LONDON (Reuters) - France's Schneider Electric is combining its software operations with Britain's Aveva to create a business active in sectors ranging from nuclear power to pharmaceuticals.
Schneider will pay 550 million pounds ($858 million) towards the issue of new shares in Aveva, a company that designs shipping, industrial plants and nuclear power stations.

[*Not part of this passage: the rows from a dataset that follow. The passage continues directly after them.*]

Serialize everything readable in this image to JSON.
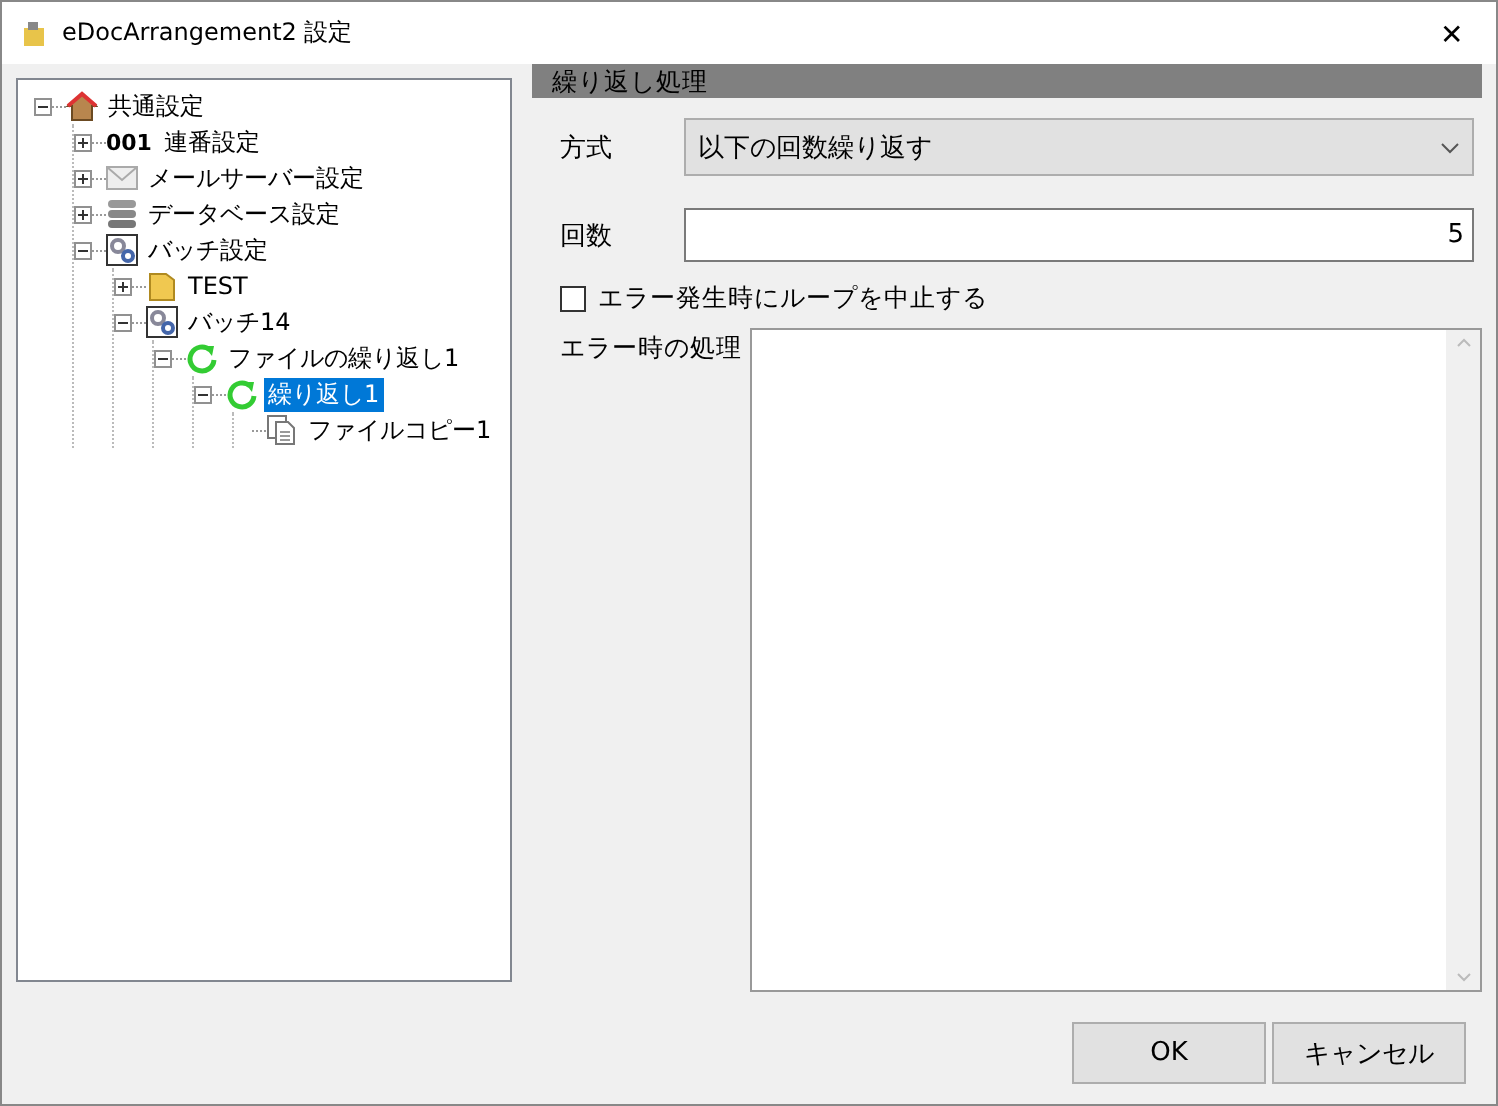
{
  "window": {
    "title": "eDocArrangement2 設定",
    "close": "✕"
  },
  "tree": [
    {
      "label": "共通設定",
      "kind": "house",
      "expanded": true,
      "selected": false,
      "children": [
        {
          "label": "連番設定",
          "kind": "number",
          "icon_text": "001",
          "expanded": false,
          "selected": false
        },
        {
          "label": "メールサーバー設定",
          "kind": "mail",
          "expanded": false,
          "selected": false
        },
        {
          "label": "データベース設定",
          "kind": "database",
          "expanded": false,
          "selected": false
        },
        {
          "label": "バッチ設定",
          "kind": "gears",
          "expanded": true,
          "selected": false,
          "children": [
            {
              "label": "TEST",
              "kind": "folder",
              "expanded": false,
              "selected": false
            },
            {
              "label": "バッチ14",
              "kind": "gears",
              "expanded": true,
              "selected": false,
              "children": [
                {
                  "label": "ファイルの繰り返し1",
                  "kind": "loop",
                  "expanded": true,
                  "selected": false,
                  "children": [
                    {
                      "label": "繰り返し1",
                      "kind": "loop",
                      "expanded": true,
                      "selected": true,
                      "children": [
                        {
                          "label": "ファイルコピー1",
                          "kind": "file",
                          "selected": false
                        }
                      ]
                    }
                  ]
                }
              ]
            }
          ]
        }
      ]
    }
  ],
  "panel": {
    "title": "繰り返し処理",
    "method": {
      "label": "方式",
      "value": "以下の回数繰り返す"
    },
    "count": {
      "label": "回数",
      "value": "5"
    },
    "stop_on_error": {
      "label": "エラー発生時にループを中止する",
      "checked": false
    },
    "error_action": {
      "label": "エラー時の処理"
    }
  },
  "buttons": [
    "OK",
    "キャンセル"
  ]
}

It will take a 53.5 percent stake in the enlarged company.
"This deal has a clear and compelling industrial logic," said Aveva's chief executive Richard Longdon, who will remain in charge of the group.
"(It) will diversify Aveva's end markets, significantly enhancing its position in oil and gas, power and marine, but also adding a big presence in other verticals including chemicals, food and beverage, mining water and pharmaceuticals."
Shares in Aveva, which was founded in 1967 as a spin-off from Cambridge University, jumped to a four-year high of 2,344 pence on Monday morning, and they were trading up 25 percent at 2,230 pence at 0940 GMT.
Shares in Schneider Electric, a much bigger group with annual revenues of 25 billion euros ($27 billion) last year, were trading up 0.80 percent at 64.41 euros.
The deal will more than double the size of Aveva, giving it annual revenue of about 534 million pounds and adjusted earnings of about 130 million pounds.
It will also see former assets of Britain's Invensys, bought by Schneider two years ago, united with Aveva.
Longdon said Schneider had decided to structure the deal as a reverse takeover rather than the straight acquisition that had been mooted in media reports to retain more flexibility to make further acquisitions.
"There was not an offer on the table to buy the business outright," he said.
The merged business will retain its listing on the London Stock Exchange. Aveva's shareholders will get a cash payout after the share issue.
Analysts at Investec, who upgraded Aveva to "Buy" as a result of the deal, said it had many merits.
"It should (...) materially diversify Aveva's geographic and vertical exposure and so come at an opportune time for the business, which was suffering for its high exposure to oil and gas," they said.
(Reporting by Paul Sandle; editing by Kate Holton and Keith Weir)